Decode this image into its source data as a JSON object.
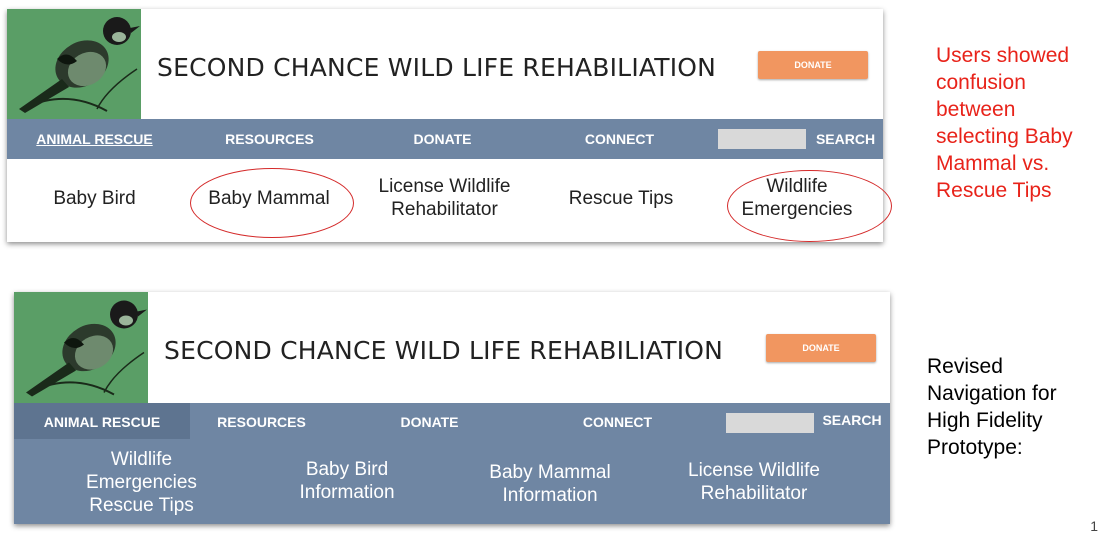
{
  "before": {
    "site_title": "SECOND CHANCE WILD LIFE REHABILIATION",
    "donate_button": "DONATE",
    "nav": [
      "ANIMAL RESCUE",
      "RESOURCES",
      "DONATE",
      "CONNECT"
    ],
    "search_label": "SEARCH",
    "submenu": [
      "Baby Bird",
      "Baby Mammal",
      "License Wildlife Rehabilitator",
      "Rescue Tips",
      "Wildlife Emergencies"
    ]
  },
  "after": {
    "site_title": "SECOND CHANCE WILD LIFE REHABILIATION",
    "donate_button": "DONATE",
    "nav": [
      "ANIMAL RESCUE",
      "RESOURCES",
      "DONATE",
      "CONNECT"
    ],
    "search_label": "SEARCH",
    "submenu": [
      "Wildlife Emergencies Rescue Tips",
      "Baby Bird Information",
      "Baby Mammal Information",
      "License Wildlife Rehabilitator"
    ]
  },
  "notes": {
    "confusion": "Users showed confusion between selecting Baby Mammal vs. Rescue Tips",
    "revised": "Revised Navigation for High Fidelity Prototype:"
  },
  "page_number": "1",
  "colors": {
    "nav_bar": "#6f86a3",
    "nav_active": "#5e7490",
    "donate_button": "#f19660",
    "logo_background": "#5a9e66",
    "annotation_red": "#e8231a"
  }
}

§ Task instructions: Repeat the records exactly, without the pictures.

§ Answer space:
Decode this image into its source data as a JSON object.
{
  "before": {
    "site_title": "SECOND CHANCE WILD LIFE REHABILIATION",
    "donate_button": "DONATE",
    "nav": [
      "ANIMAL RESCUE",
      "RESOURCES",
      "DONATE",
      "CONNECT"
    ],
    "search_label": "SEARCH",
    "submenu": [
      "Baby Bird",
      "Baby Mammal",
      "License Wildlife Rehabilitator",
      "Rescue Tips",
      "Wildlife Emergencies"
    ]
  },
  "after": {
    "site_title": "SECOND CHANCE WILD LIFE REHABILIATION",
    "donate_button": "DONATE",
    "nav": [
      "ANIMAL RESCUE",
      "RESOURCES",
      "DONATE",
      "CONNECT"
    ],
    "search_label": "SEARCH",
    "submenu": [
      "Wildlife Emergencies Rescue Tips",
      "Baby Bird Information",
      "Baby Mammal Information",
      "License Wildlife Rehabilitator"
    ]
  },
  "notes": {
    "confusion": "Users showed confusion between selecting Baby Mammal vs. Rescue Tips",
    "revised": "Revised Navigation for High Fidelity Prototype:"
  },
  "page_number": "1",
  "colors": {
    "nav_bar": "#6f86a3",
    "nav_active": "#5e7490",
    "donate_button": "#f19660",
    "logo_background": "#5a9e66",
    "annotation_red": "#e8231a"
  }
}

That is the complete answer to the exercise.